→ **EXERCISE DETAILS**: Please tally the lines in the data below that include the string "Certificate", and reply with only the total.

→ **Data about app and page elements**:
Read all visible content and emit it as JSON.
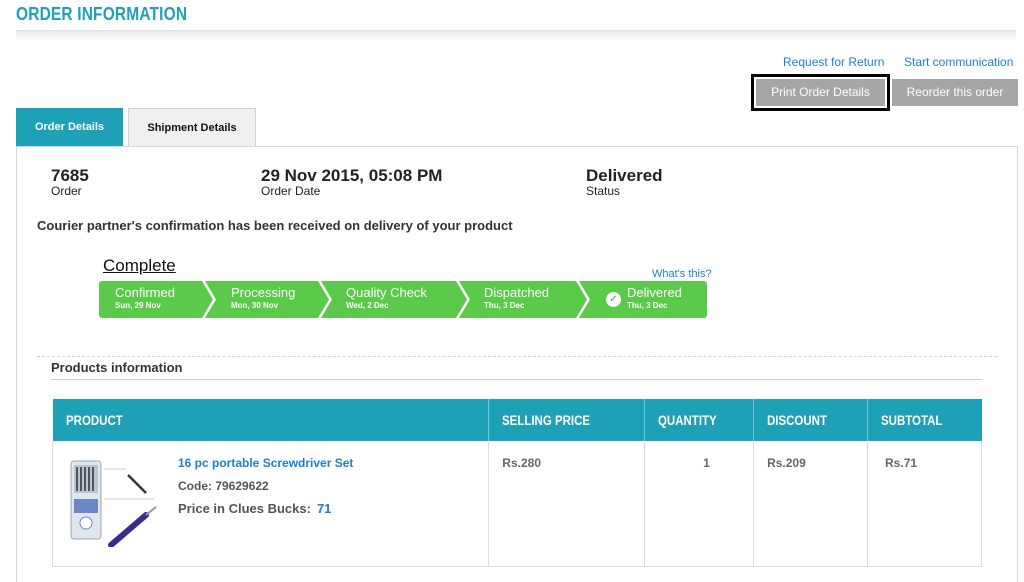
{
  "page": {
    "title": "ORDER INFORMATION"
  },
  "links": {
    "request_return": "Request for Return",
    "start_communication": "Start communication"
  },
  "actions": {
    "print": "Print Order Details",
    "reorder": "Reorder this order"
  },
  "tabs": [
    {
      "label": "Order Details",
      "active": true
    },
    {
      "label": "Shipment Details",
      "active": false
    }
  ],
  "summary": {
    "order_number": "7685",
    "order_label": "Order",
    "order_date": "29 Nov 2015, 05:08 PM",
    "order_date_label": "Order Date",
    "status": "Delivered",
    "status_label": "Status"
  },
  "courier_message": "Courier partner's confirmation has been received on delivery of your product",
  "tracking": {
    "heading": "Complete",
    "whats_this": "What's this?",
    "color": "#5bc94a",
    "steps": [
      {
        "name": "Confirmed",
        "date": "Sun, 29 Nov"
      },
      {
        "name": "Processing",
        "date": "Mon, 30 Nov"
      },
      {
        "name": "Quality Check",
        "date": "Wed, 2 Dec"
      },
      {
        "name": "Dispatched",
        "date": "Thu, 3 Dec"
      },
      {
        "name": "Delivered",
        "date": "Thu, 3 Dec",
        "icon": "check-circle-icon"
      }
    ]
  },
  "products": {
    "heading": "Products information",
    "columns": [
      "PRODUCT",
      "SELLING PRICE",
      "QUANTITY",
      "DISCOUNT",
      "SUBTOTAL"
    ],
    "rows": [
      {
        "name": "16 pc portable Screwdriver Set",
        "code": "Code: 79629622",
        "bucks_label": "Price in Clues Bucks:",
        "bucks_value": "71",
        "selling_price": "Rs.280",
        "quantity": "1",
        "discount": "Rs.209",
        "subtotal": "Rs.71"
      }
    ]
  },
  "colors": {
    "accent": "#1ea0b6",
    "link": "#1e7fc7",
    "button_gray": "#a6a6a6",
    "progress_green": "#5bc94a"
  }
}
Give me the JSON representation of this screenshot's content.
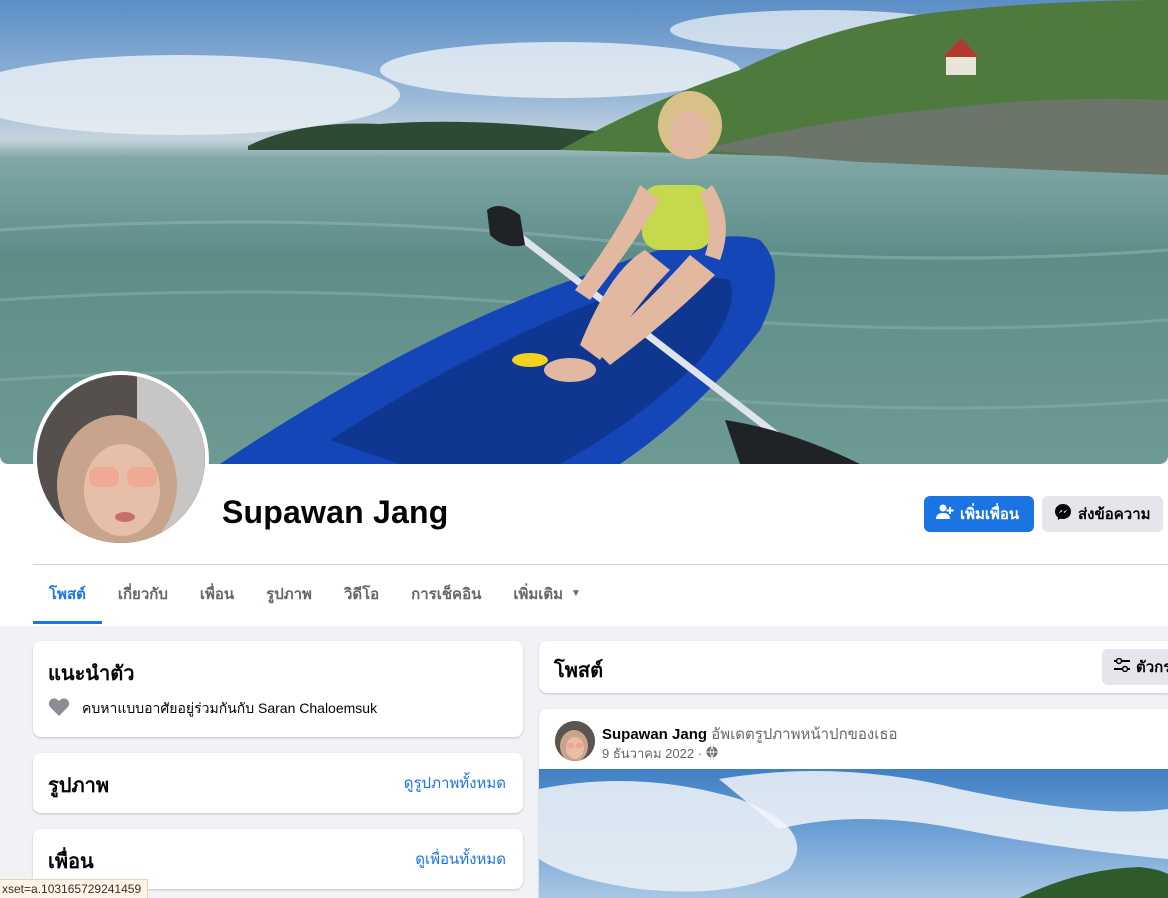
{
  "profile": {
    "name": "Supawan Jang",
    "add_friend_label": "เพิ่มเพื่อน",
    "message_label": "ส่งข้อความ"
  },
  "tabs": [
    {
      "label": "โพสต์",
      "active": true
    },
    {
      "label": "เกี่ยวกับ"
    },
    {
      "label": "เพื่อน"
    },
    {
      "label": "รูปภาพ"
    },
    {
      "label": "วิดีโอ"
    },
    {
      "label": "การเช็คอิน"
    },
    {
      "label": "เพิ่มเติม"
    }
  ],
  "intro": {
    "title": "แนะนำตัว",
    "relationship": "คบหาแบบอาศัยอยู่ร่วมกันกับ Saran Chaloemsuk"
  },
  "photos": {
    "title": "รูปภาพ",
    "link": "ดูรูปภาพทั้งหมด"
  },
  "friends": {
    "title": "เพื่อน",
    "link": "ดูเพื่อนทั้งหมด"
  },
  "posts_header": {
    "title": "โพสต์",
    "filter_label": "ตัวกร"
  },
  "post": {
    "author": "Supawan Jang",
    "action": "อัพเดตรูปภาพหน้าปกของเธอ",
    "date": "9 ธันวาคม 2022 ·"
  },
  "status_bar": {
    "text": "xset=a.103165729241459"
  },
  "colors": {
    "accent": "#1b74e4",
    "secondary_button": "#e4e6eb",
    "page_background": "#f0f2f5"
  }
}
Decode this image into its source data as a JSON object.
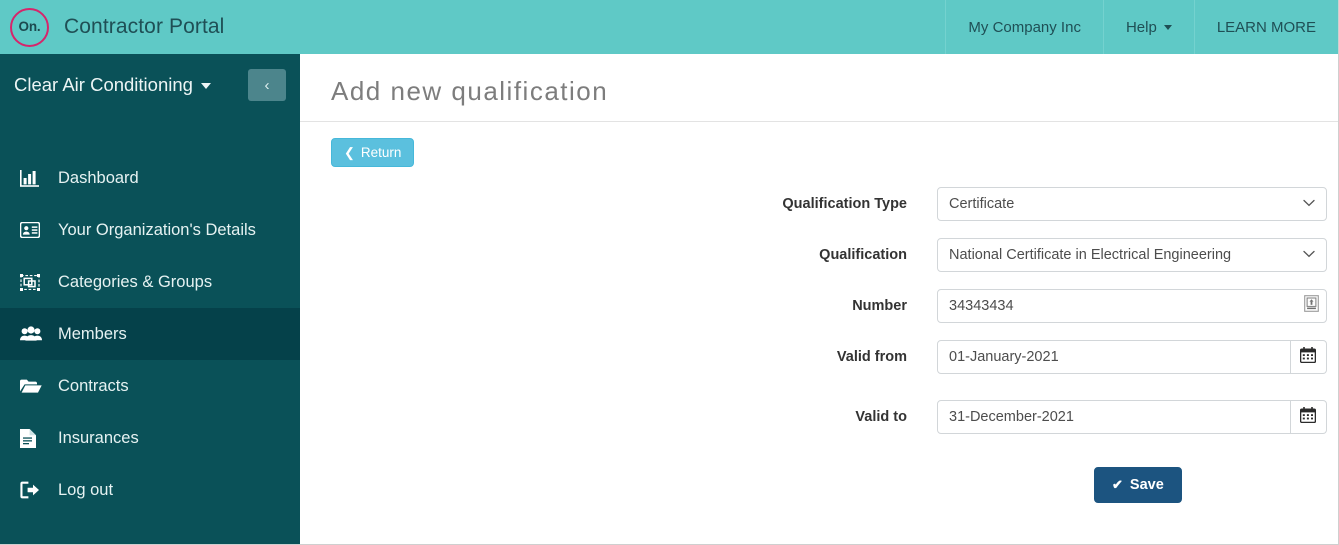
{
  "navbar": {
    "logo_text": "On.",
    "logo_icon": "brand-circle-icon",
    "brand_title": "Contractor Portal",
    "items": [
      {
        "label": "My Company Inc",
        "has_caret": false
      },
      {
        "label": "Help",
        "has_caret": true
      },
      {
        "label": "LEARN MORE",
        "has_caret": false
      }
    ]
  },
  "sidebar": {
    "org_name": "Clear Air Conditioning",
    "collapse_label": "‹",
    "items": [
      {
        "label": "Dashboard",
        "icon": "bar-chart-icon",
        "active": false
      },
      {
        "label": "Your Organization's Details",
        "icon": "id-card-icon",
        "active": false
      },
      {
        "label": "Categories & Groups",
        "icon": "object-group-icon",
        "active": false
      },
      {
        "label": "Members",
        "icon": "users-icon",
        "active": true
      },
      {
        "label": "Contracts",
        "icon": "folder-open-icon",
        "active": false
      },
      {
        "label": "Insurances",
        "icon": "file-text-icon",
        "active": false
      },
      {
        "label": "Log out",
        "icon": "sign-out-icon",
        "active": false
      }
    ]
  },
  "main": {
    "page_title": "Add new qualification",
    "return_button": "Return",
    "return_icon": "arrow-left-icon",
    "save_button": "Save",
    "save_icon": "check-icon",
    "fields": [
      {
        "label": "Qualification Type",
        "type": "select",
        "value": "Certificate",
        "options": [
          "Certificate"
        ]
      },
      {
        "label": "Qualification",
        "type": "select",
        "value": "National Certificate in Electrical Engineering",
        "options": [
          "National Certificate in Electrical Engineering"
        ]
      },
      {
        "label": "Number",
        "type": "text",
        "value": "34343434",
        "inner_icon": "form-autofill-icon"
      },
      {
        "label": "Valid from",
        "type": "date",
        "value": "01-January-2021",
        "addon_icon": "calendar-icon"
      },
      {
        "label": "Valid to",
        "type": "date",
        "value": "31-December-2021",
        "addon_icon": "calendar-icon"
      }
    ]
  },
  "colors": {
    "navbar_teal": "#5fc9c6",
    "sidebar_teal": "#0a5158",
    "sidebar_active": "#05414a",
    "brand_pink": "#d6256b",
    "return_blue": "#5bc0de",
    "save_blue": "#1c5480"
  }
}
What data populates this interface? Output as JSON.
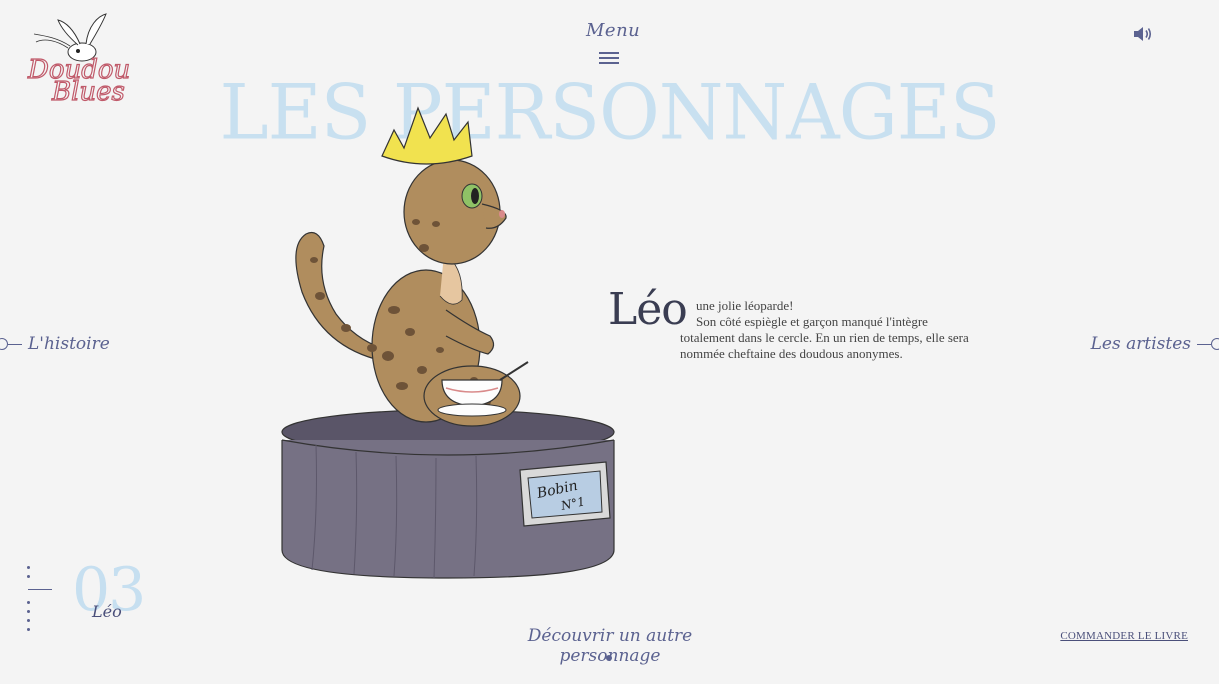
{
  "logo": {
    "line1": "Doudou",
    "line2": "Blues"
  },
  "header": {
    "menu_label": "Menu"
  },
  "title": "LES PERSONNAGES",
  "nav": {
    "left_label": "L'histoire",
    "right_label": "Les artistes"
  },
  "character": {
    "name": "Léo",
    "number": "03",
    "desc_line1": "une jolie léoparde!",
    "desc_rest": "Son côté espiègle et garçon manqué l'intègre totalement dans le cercle. En un rien de temps, elle sera nommée cheftaine des doudous anonymes.",
    "box_label_1": "Bobin",
    "box_label_2": "N°1"
  },
  "footer": {
    "discover_label": "Découvrir un autre personnage",
    "order_label": "COMMANDER LE LIVRE"
  },
  "colors": {
    "accent": "#5b6290",
    "title": "#c8e0f0",
    "leopard": "#b08d5e",
    "crown": "#f0e050",
    "box": "#757083"
  },
  "icons": {
    "sound": "speaker-icon",
    "menu": "hamburger-icon",
    "rabbit": "rabbit-icon"
  }
}
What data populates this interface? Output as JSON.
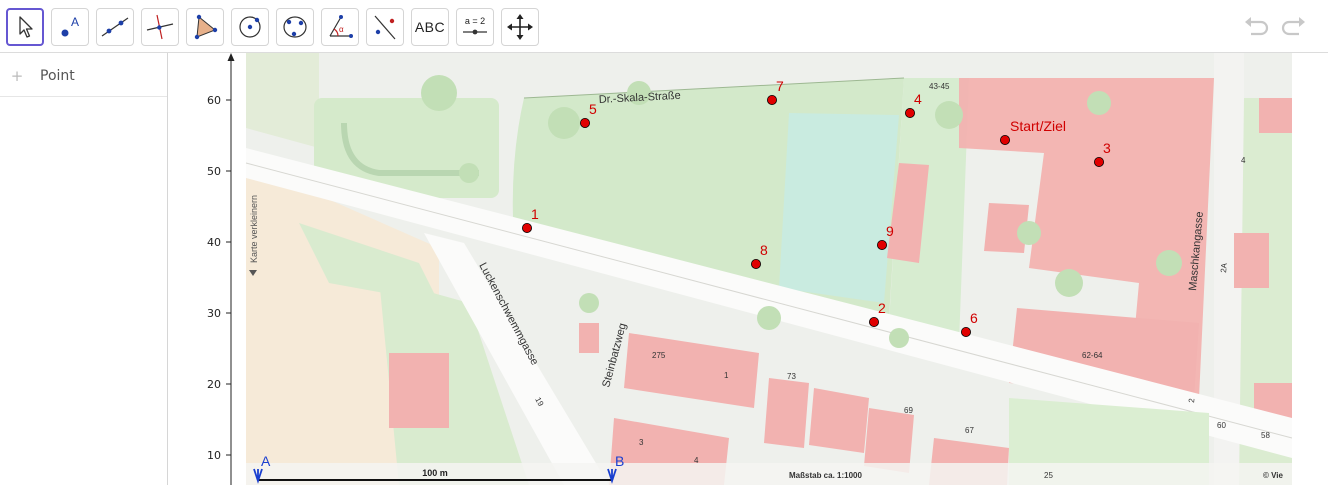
{
  "toolbar": {
    "tools": [
      {
        "name": "move-tool",
        "icon": "cursor-arrow-icon"
      },
      {
        "name": "point-tool",
        "icon": "point-a-icon",
        "label": "A"
      },
      {
        "name": "line-tool",
        "icon": "line-through-points-icon"
      },
      {
        "name": "perpendicular-line-tool",
        "icon": "perpendicular-line-icon"
      },
      {
        "name": "polygon-tool",
        "icon": "polygon-icon"
      },
      {
        "name": "circle-center-tool",
        "icon": "circle-center-icon"
      },
      {
        "name": "circle-three-points-tool",
        "icon": "ellipse-icon"
      },
      {
        "name": "angle-tool",
        "icon": "angle-icon",
        "label": "α"
      },
      {
        "name": "reflect-tool",
        "icon": "reflect-line-icon"
      },
      {
        "name": "text-tool",
        "icon": "text-abc-icon",
        "label": "ABC"
      },
      {
        "name": "slider-tool",
        "icon": "slider-icon",
        "label": "a = 2"
      },
      {
        "name": "move-graphics-tool",
        "icon": "move-arrows-icon"
      }
    ],
    "undo": "undo-icon",
    "redo": "redo-icon"
  },
  "algebra": {
    "item_label": "Point",
    "expand_icon": "+"
  },
  "graphics": {
    "y_ticks": [
      "10",
      "20",
      "30",
      "40",
      "50",
      "60"
    ],
    "y_tick_values": [
      10,
      20,
      30,
      40,
      50,
      60
    ],
    "side_label": "Karte verkleinern",
    "points": [
      {
        "label": "1"
      },
      {
        "label": "2"
      },
      {
        "label": "3"
      },
      {
        "label": "4"
      },
      {
        "label": "5"
      },
      {
        "label": "6"
      },
      {
        "label": "7"
      },
      {
        "label": "8"
      },
      {
        "label": "9"
      },
      {
        "label": "Start/Ziel"
      }
    ],
    "segment": {
      "start_label": "A",
      "end_label": "B",
      "length_label": "100 m"
    },
    "map": {
      "streets": {
        "dr_skala": "Dr.-Skala-Straße",
        "lucken": "Luckenschwemmgasse",
        "steinbatz": "Steinbatzweg",
        "masch": "Maschkangasse"
      },
      "house_numbers": [
        "43-45",
        "62-64",
        "2A",
        "4",
        "2",
        "60",
        "58",
        "73",
        "67",
        "69",
        "19",
        "275",
        "1",
        "3",
        "4",
        "25"
      ],
      "scale_text": "Maßstab ca. 1:1000",
      "copyright": "© Vie"
    },
    "colors": {
      "point": "#e00000",
      "point_label": "#d00000",
      "segment": "#1a3fd0",
      "park": "#d7eccd",
      "building": "#f2b2b0",
      "field": "#f6ead8",
      "court": "#c9ebe0"
    }
  }
}
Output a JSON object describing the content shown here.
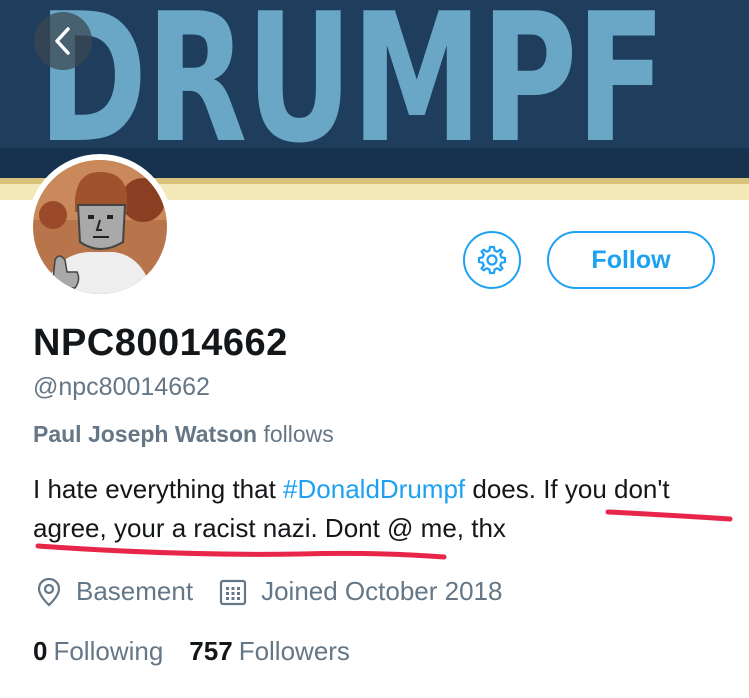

→ **YOUR SOLUTION**: 4